As the price of heating energy obtained from solar heating systems needed to be competitive with the currently used heating alternatives, calculations made by researchers showed that renewable energy could be used to cover 53-81% of annual domestic heating energy consumption depending on the technical implementation method.
In the Eko-Viikki housing area in Helsinki, Finland, nine properties have been equipped with solar heating systems for producing heat for water heating systems and, in a few of the houses, for underfloor heating. From the solar panels, the accumulated heat is conducted to an insulated water tank functioning as a thermal storage. (Image: Helen Oy)
"In principle, this result is also valid for Sweden, Norway and other locations at the same latitudes. Of course, local conditions have some effect on this," says Hassam ur Rehman, a doctoral candidate at Aalto University.
The researchers calculated the amount of solar heat obtained for heating the households when excess energy was stored for use during cold periods. The researchers calculated the amount of heat obtained for practical use when energy for heating households was accumulated using solar heating and the accumulated heat was stored for use during cold periods.

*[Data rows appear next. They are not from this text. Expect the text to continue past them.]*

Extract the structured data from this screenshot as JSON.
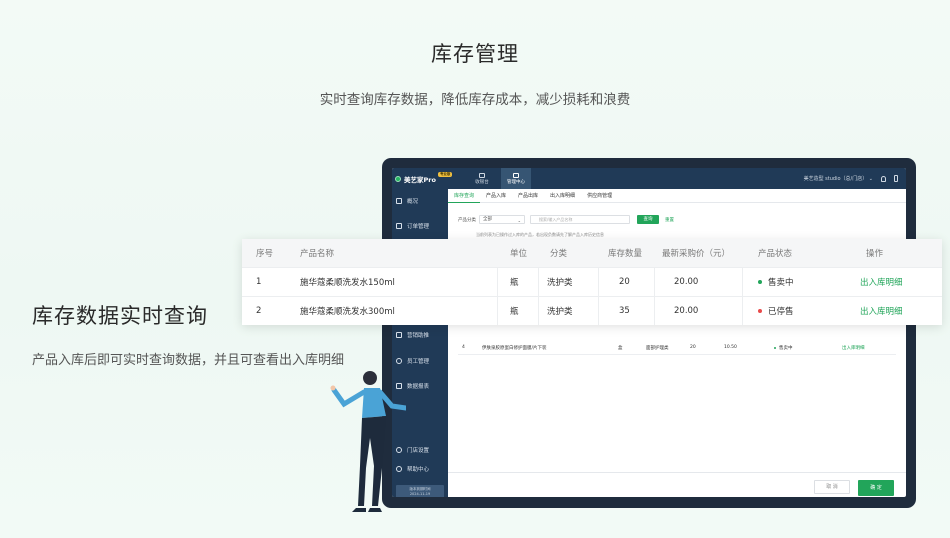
{
  "hero": {
    "title": "库存管理",
    "subtitle": "实时查询库存数据，降低库存成本，减少损耗和浪费"
  },
  "feature": {
    "title": "库存数据实时查询",
    "desc": "产品入库后即可实时查询数据，并且可查看出入库明细"
  },
  "app": {
    "logo": "美艺家Pro",
    "logo_badge": "专业版",
    "topnav": [
      "收银台",
      "管理中心"
    ],
    "store": "美艺造型 studio（总/门店） ⌄",
    "sidebar": [
      "概况",
      "订单管理",
      "营销助推",
      "员工管理",
      "数据报表",
      "门店设置",
      "帮助中心"
    ],
    "expire": [
      "版本到期时间",
      "2024-11-19"
    ],
    "tabs": [
      "库存查询",
      "产品入库",
      "产品出库",
      "出入库明细",
      "供应商管理"
    ],
    "filter": {
      "label": "产品分类",
      "select": "全部",
      "search_placeholder": "搜索/输入产品名称",
      "query": "查询",
      "reset": "重置"
    },
    "hint": "当前列表为已操作过入库的产品，若出现负数请先了解产品入库历史信息",
    "row4": {
      "no": "4",
      "name": "伊肤泉胶原蛋白修护面膜/片下装",
      "unit": "盒",
      "category": "面部护理类",
      "qty": "20",
      "price": "10.50",
      "status": "售卖中",
      "action": "出入库明细"
    },
    "footer": {
      "cancel": "取 消",
      "ok": "确 定"
    }
  },
  "table": {
    "headers": [
      "序号",
      "产品名称",
      "单位",
      "分类",
      "库存数量",
      "最新采购价（元）",
      "产品状态",
      "操作"
    ],
    "rows": [
      {
        "no": "1",
        "name": "施华蔻柔顺洗发水150ml",
        "unit": "瓶",
        "category": "洗护类",
        "qty": "20",
        "price": "20.00",
        "status": "售卖中",
        "action": "出入库明细"
      },
      {
        "no": "2",
        "name": "施华蔻柔顺洗发水300ml",
        "unit": "瓶",
        "category": "洗护类",
        "qty": "35",
        "price": "20.00",
        "status": "已停售",
        "action": "出入库明细"
      }
    ]
  },
  "colors": {
    "accent": "#22a55a",
    "sidebar": "#203a57",
    "status_on": "#22a55a",
    "status_off": "#e84a4a"
  }
}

In their calculations, the researchers studied the use of both above-ground water storage tanks for short-term heat storage and a borehole storage suited for seasonal storage. The results depended on the method of how the heat pumps and the water storage tanks and the borehole storage for storing heat were used together.
The heating of buildings is one of the largest sources of carbon dioxide emissions in Europe. In the EU, this heating takes up 40% of all energy consumption.
"In Finland, more than 80% of the energy consumption in households goes to heating buildings and water, and this is on the increase. Solar energy offers economically sensible solutions for the collection of energy for this purpose, and for the reduction of carbon dioxide emissions, especially in southern Finland where the majority of the population lives," says Kai Sirén, Professor at Aalto University.
The decrease in prices has already made solar energy a viable alternative in the energy market in the Nordic countries as well. For example, in Denmark, the use of solar energy in district heat production has rapidly increased.
Sirén feels that it is important to continue the research work, which will require measurement results on a system built and implemented in Finland.
"We are talking about a computational result which includes factors of uncertainty even if the initial values have been carefully selected and the simulations conducted meticulously," Sirén reminds us.